Reinhold Matay-USA TODAY Sports

Oh David Carpenter, we hardly knew ye. Instead of Jacob Lindgren being shipped back to Triple-A so that the Yankees wouldn't have to run with only two righties in the bullpen, Brian Cashman has set you free like a balloon on a windy day. There was so much hope when you arrived with Chasen Shreve in the Manny Banuelos trade. Two straight years with a FIP under 3.00 had made you a welcome addition to the post-Shawn Kelley world.

If only we knew.

It took until April 15th for you, David, to show the first signs of what some would begin to call The David Carpenter Experience. On that fateful day at Camden Yards, you were deployed to open the sixth inning and protect at 3-2 lead. This happened on the second pitch.

After allowing another hit and being ordered to walk Adam Jones, you would be lifted from the game. You were okay for the rest of the month. It was just a bad outing, no? Unfortunately, The Experience truly came into being on May 5th in Toronto.

Following that Russell Martin dinger, you got two outs from Edwin Encarnacion and Justin Smoak, then walked light-hitting Kevin Pillar, allowed an RBI double to Chris Colabello, and then an RBI single to Ryan Goins. The Yankees had entered that inning up 6-0, and suddenly it was a save situation with pinch hitter Jose Bautista coming up. Joe Girardi had to summon Andrew Miller to secure the final out. It was the beginning of the end. In the month of May, you had a WHIP of 1.93. You appeared in 12 games in May, and allowed either a hit or a walk in eight of them.

In low-leverage situations, your BB/9 was 2.03. In high-leverage situations, that shot up to 11.57. Before this season I halfheartedly dismissed the "too much pressure in New York for some players" narrative as oversimplification. Yet perhaps that's what happened to you? Was running the gamut of constant media scrutiny too much? I don't blame you if that's the case, David. There are some truly cruel voices in the press corps of the City that Never Sleeps. The fans are not innocent in this matter either. I'm not trying to throw blame at anyone for what happened during your tenure in pinstripes. It happens. Relief pitching is perhaps the most volatile job in all of sports. For many relievers, it's there and it's great and wonderful until it isn't. That may have been what happened with you, David. It happens to the best.
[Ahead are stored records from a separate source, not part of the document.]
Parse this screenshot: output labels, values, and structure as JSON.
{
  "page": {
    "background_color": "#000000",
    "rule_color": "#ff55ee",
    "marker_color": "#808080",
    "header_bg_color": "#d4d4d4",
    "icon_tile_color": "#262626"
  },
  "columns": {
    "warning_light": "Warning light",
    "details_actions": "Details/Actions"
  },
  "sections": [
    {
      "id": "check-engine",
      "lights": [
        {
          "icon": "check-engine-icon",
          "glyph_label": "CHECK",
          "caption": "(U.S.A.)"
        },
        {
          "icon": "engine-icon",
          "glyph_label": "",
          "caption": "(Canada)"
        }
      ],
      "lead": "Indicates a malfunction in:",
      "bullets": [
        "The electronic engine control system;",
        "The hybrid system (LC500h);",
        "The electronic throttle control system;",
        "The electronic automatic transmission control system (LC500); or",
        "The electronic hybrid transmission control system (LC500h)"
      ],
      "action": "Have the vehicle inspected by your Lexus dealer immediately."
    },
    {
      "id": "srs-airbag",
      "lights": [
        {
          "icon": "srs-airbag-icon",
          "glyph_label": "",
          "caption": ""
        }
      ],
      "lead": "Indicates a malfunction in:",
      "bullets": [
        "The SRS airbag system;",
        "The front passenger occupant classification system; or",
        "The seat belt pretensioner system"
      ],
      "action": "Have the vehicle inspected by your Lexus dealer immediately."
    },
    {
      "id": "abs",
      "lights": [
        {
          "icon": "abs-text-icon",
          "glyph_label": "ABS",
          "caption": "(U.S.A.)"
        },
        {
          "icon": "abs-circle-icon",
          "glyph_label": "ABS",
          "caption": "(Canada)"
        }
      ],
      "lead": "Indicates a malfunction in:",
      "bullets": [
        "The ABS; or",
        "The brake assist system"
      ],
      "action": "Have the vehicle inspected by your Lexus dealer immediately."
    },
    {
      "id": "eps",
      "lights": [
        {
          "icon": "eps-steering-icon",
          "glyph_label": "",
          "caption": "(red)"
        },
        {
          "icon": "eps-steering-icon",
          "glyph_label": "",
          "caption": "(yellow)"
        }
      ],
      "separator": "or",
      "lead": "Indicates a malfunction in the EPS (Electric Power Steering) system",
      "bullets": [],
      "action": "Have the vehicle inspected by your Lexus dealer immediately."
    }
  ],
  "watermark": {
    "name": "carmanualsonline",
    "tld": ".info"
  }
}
The good news is that you're still just 29. Given your track record of prior success, I'd be shocked if a team high on the waiver order in need of bullpen help didn't grab you and give you a job. Look at the A's. It's a smaller media market. If you find that something that made you a strikeout pitcher in Atlanta, you're the setup man. Perhaps going back to the NL East with the Marlins could be good for you.

It's no fun that things didn't work out with you, David. I don't hold it against you as a person. But there's no denying that The David Carpenter Experience, like The Kelly Johnson Experience and The Vernon Wells Experience before it, just wasn't for the best for any of the involved parties. Fare thee well, David Carpenter. Fare thee well.

Nicolas Stellini is a contributor at Pinstripe Alley, where he writes about the Yankees and covers the Double-A Trenton Thunder. His national coverage can be found at Beyond the Box Score. You can follow him on Twitter at @StelliniTweets.